The births of John Dewey (1859–1952), the father of modern education, in the United States and Narendranath Datta (1863–1902), later known as Swami Vivekenanda, one of the great teachers and patriotic saints in India, heralded a modern, yet ancient way to perceive the purpose of education. John Dewey taught us, “Education is not preparation for life. Education is itself.” Vivekenanda reminded us that, “Education is the manifestation of the perfection already existing in man.”

The Dharma of Education integrates western knowledge of pedagogy, informed by the rich body of educational research about teaching, learning, and curriculum, with the wisdom of the East. It is replete with personal and professional experiences, as well as wisdom stories from the East and the West. In The Dharma of Education I suggest that what is needed to prepare children and youth to manifest the respect, responsibility, compassion, grit, and resilience—the fundamental human values—they’ll need to thrive in the 21st century, is a shift from education to ‘educare’ (L. draw out, elicit), education for “life itself.”

The Challenge

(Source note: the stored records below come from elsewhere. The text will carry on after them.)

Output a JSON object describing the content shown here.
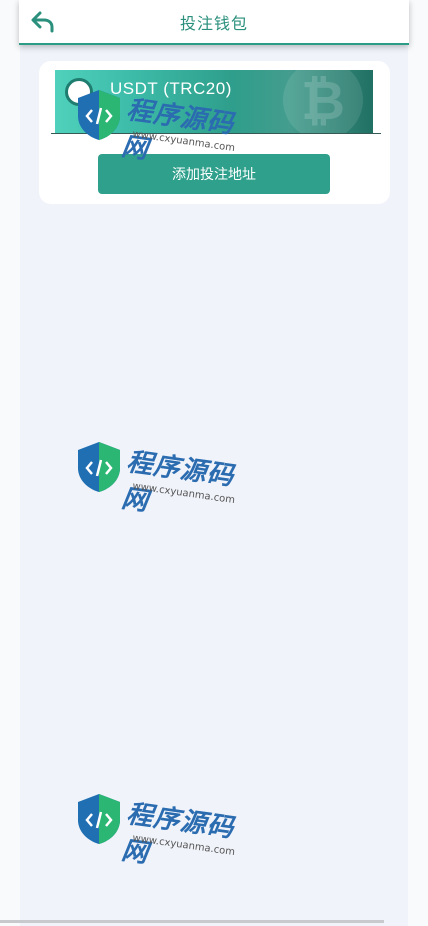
{
  "header": {
    "title": "投注钱包"
  },
  "wallet": {
    "name": "USDT (TRC20)",
    "add_button_label": "添加投注地址"
  },
  "watermark": {
    "text": "程序源码网",
    "url": "www.cxyuanma.com"
  },
  "colors": {
    "accent": "#2ea08b",
    "title": "#2a8f7c"
  }
}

There have been thirty-three years of concerted effort to improve K-12 education since “A Nation at Risk: The 1983 report by the National Commission on Excellence in Education.” Nevertheless, 7,000 students drop out of high school every day (www.dosomething.org) and the United States ranks seventeenth out of forty countries in overall educational performance (www.rankingamerica.wordpress.com). While there is an abundance of research on teaching and learning that has garnered excellent educational innovation, it is apparent that something went missing in the American dream of public education. What is it that we keep overlooking? The Dharma of Education does not suggest that it is something new; it simply sheds light on the primary duty, the dharma, of education to nurture the human potential without which children cannot develop fully. The challenges of living in an increasingly interdependent world in the 21st century demand much of our youth. Are we nurturing the fundamental human values, the qualities of resilience, insight, passion, perseverance, and wisdom they will need? The Dharma of Education examines what went missing and offers a comprehensive approach that combines the scientific research-based strategies of the West with the perennial wisdom of the East.

 Why Dharma of Education?

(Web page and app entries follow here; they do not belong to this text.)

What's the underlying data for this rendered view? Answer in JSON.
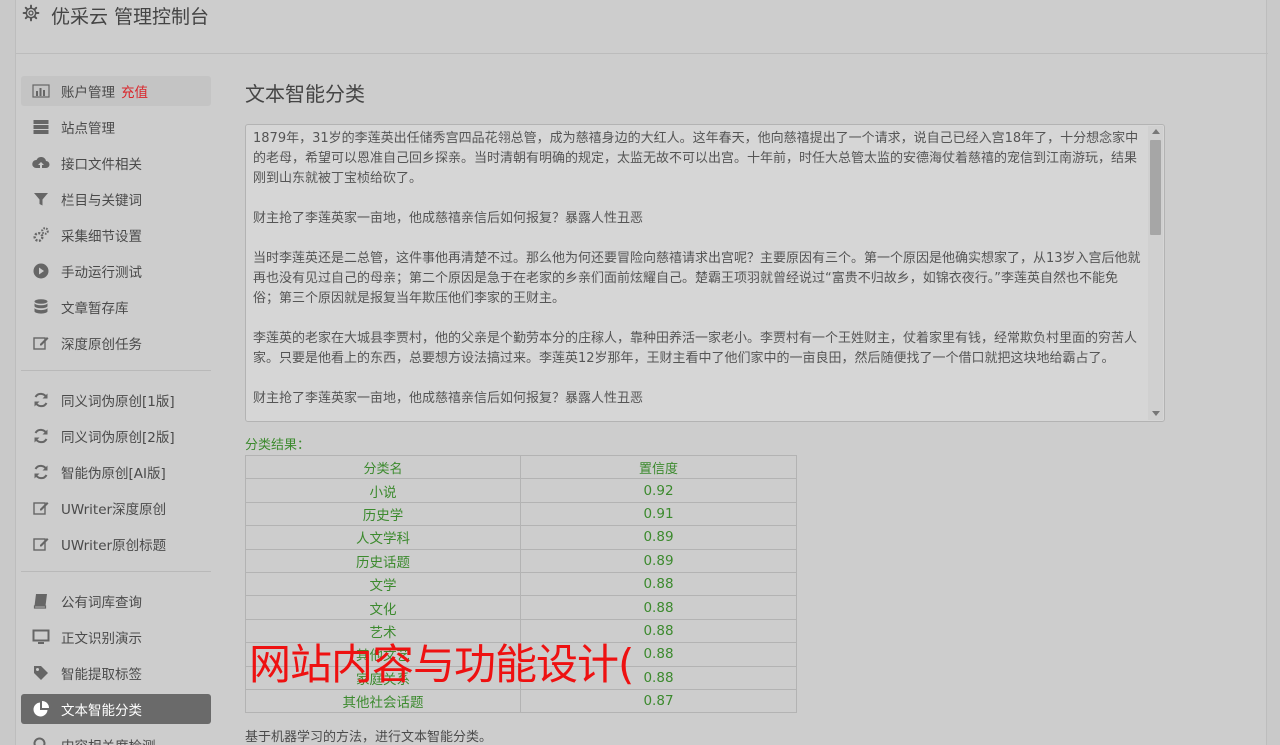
{
  "app": {
    "title": "优采云 管理控制台"
  },
  "sidebar": {
    "group1": [
      {
        "label": "账户管理",
        "extra": "充值",
        "icon": "bar-chart-icon"
      },
      {
        "label": "站点管理",
        "icon": "server-icon"
      },
      {
        "label": "接口文件相关",
        "icon": "cloud-upload-icon"
      },
      {
        "label": "栏目与关键词",
        "icon": "filter-icon"
      },
      {
        "label": "采集细节设置",
        "icon": "gears-icon"
      },
      {
        "label": "手动运行测试",
        "icon": "play-circle-icon"
      },
      {
        "label": "文章暂存库",
        "icon": "database-icon"
      },
      {
        "label": "深度原创任务",
        "icon": "edit-icon"
      }
    ],
    "group2": [
      {
        "label": "同义词伪原创[1版]",
        "icon": "refresh-icon"
      },
      {
        "label": "同义词伪原创[2版]",
        "icon": "refresh-icon"
      },
      {
        "label": "智能伪原创[AI版]",
        "icon": "refresh-icon"
      },
      {
        "label": "UWriter深度原创",
        "icon": "edit-icon"
      },
      {
        "label": "UWriter原创标题",
        "icon": "edit-icon"
      }
    ],
    "group3": [
      {
        "label": "公有词库查询",
        "icon": "book-icon"
      },
      {
        "label": "正文识别演示",
        "icon": "monitor-icon"
      },
      {
        "label": "智能提取标签",
        "icon": "tag-icon"
      },
      {
        "label": "文本智能分类",
        "icon": "pie-chart-icon"
      },
      {
        "label": "内容相关度检测",
        "icon": "search-icon"
      }
    ]
  },
  "main": {
    "title": "文本智能分类",
    "article": [
      "1879年，31岁的李莲英出任储秀宫四品花翎总管，成为慈禧身边的大红人。这年春天，他向慈禧提出了一个请求，说自己已经入宫18年了，十分想念家中的老母，希望可以恩准自己回乡探亲。当时清朝有明确的规定，太监无故不可以出宫。十年前，时任大总管太监的安德海仗着慈禧的宠信到江南游玩，结果刚到山东就被丁宝桢给砍了。",
      "财主抢了李莲英家一亩地，他成慈禧亲信后如何报复？暴露人性丑恶",
      "当时李莲英还是二总管，这件事他再清楚不过。那么他为何还要冒险向慈禧请求出宫呢？主要原因有三个。第一个原因是他确实想家了，从13岁入宫后他就再也没有见过自己的母亲；第二个原因是急于在老家的乡亲们面前炫耀自己。楚霸王项羽就曾经说过“富贵不归故乡，如锦衣夜行。”李莲英自然也不能免俗；第三个原因就是报复当年欺压他们李家的王财主。",
      "李莲英的老家在大城县李贾村，他的父亲是个勤劳本分的庄稼人，靠种田养活一家老小。李贾村有一个王姓财主，仗着家里有钱，经常欺负村里面的穷苦人家。只要是他看上的东西，总要想方设法搞过来。李莲英12岁那年，王财主看中了他们家中的一亩良田，然后随便找了一个借口就把这块地给霸占了。",
      "财主抢了李莲英家一亩地，他成慈禧亲信后如何报复？暴露人性丑恶"
    ],
    "result_label": "分类结果：",
    "table_headers": [
      "分类名",
      "置信度"
    ],
    "results": [
      {
        "name": "小说",
        "score": "0.92"
      },
      {
        "name": "历史学",
        "score": "0.91"
      },
      {
        "name": "人文学科",
        "score": "0.89"
      },
      {
        "name": "历史话题",
        "score": "0.89"
      },
      {
        "name": "文学",
        "score": "0.88"
      },
      {
        "name": "文化",
        "score": "0.88"
      },
      {
        "name": "艺术",
        "score": "0.88"
      },
      {
        "name": "其他文艺",
        "score": "0.88"
      },
      {
        "name": "家庭关系",
        "score": "0.88"
      },
      {
        "name": "其他社会话题",
        "score": "0.87"
      }
    ],
    "footnote": "基于机器学习的方法，进行文本智能分类。"
  },
  "overlay_text": "网站内容与功能设计(",
  "colors": {
    "accent_green": "#3c8a2e",
    "alert_red": "#d9262b",
    "active_bg": "#6a6a6a",
    "overlay_red": "#ee1111"
  }
}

While dharma is a word that is more commonly associated with the East, the notions of nurturing human potential and human excellence, which are equally valued in the West, are implicit in it. The Sanskrit root of dharma is drh, meaning wear, that which is worn, that protects and lends charm and dignity to life. This is not something outside of ourselves, something we can buy. It is an intrinsic way of being that guides us to fulfill our human potential. As such, dharma is a fundamental and universal human value that embodies the aspirations of educators in the East and the West. By the early twentieth century John Dewey, the father of modern education, wondered whether an educational system conducted by a national state could fulfill the natural ends to which education must strive, positing that “Education is not preparation for life; education is life itself.” At the same time Vivekananda, one of the great teachers and patriotic saints of India, was reminding us,Education is the manifestation of the perfection already existing in man.John Dewey and Vivekenanda would no doubt agree with contemporary voices from the East and the West, like the Dalai Lama, Ken Robinson, Erik Erikson, and Wangari Maathai, that there is a need to transform education to nurture our sense of fundamental human values, to educate to ensure the protection of another’s essence as a developing person, and to reach a higher moral ground. In the midst of the polemics about educational outcomes we need to bring attention back to the true purpose of education and means to accomplish that. The statistics tell us that our failure and dropout rates are at a “tipping point” (Malcolm Gladwell). The Dharma of Education provides solutions that tip the scale in the direction of drawing out the human excellence needed for life itself.”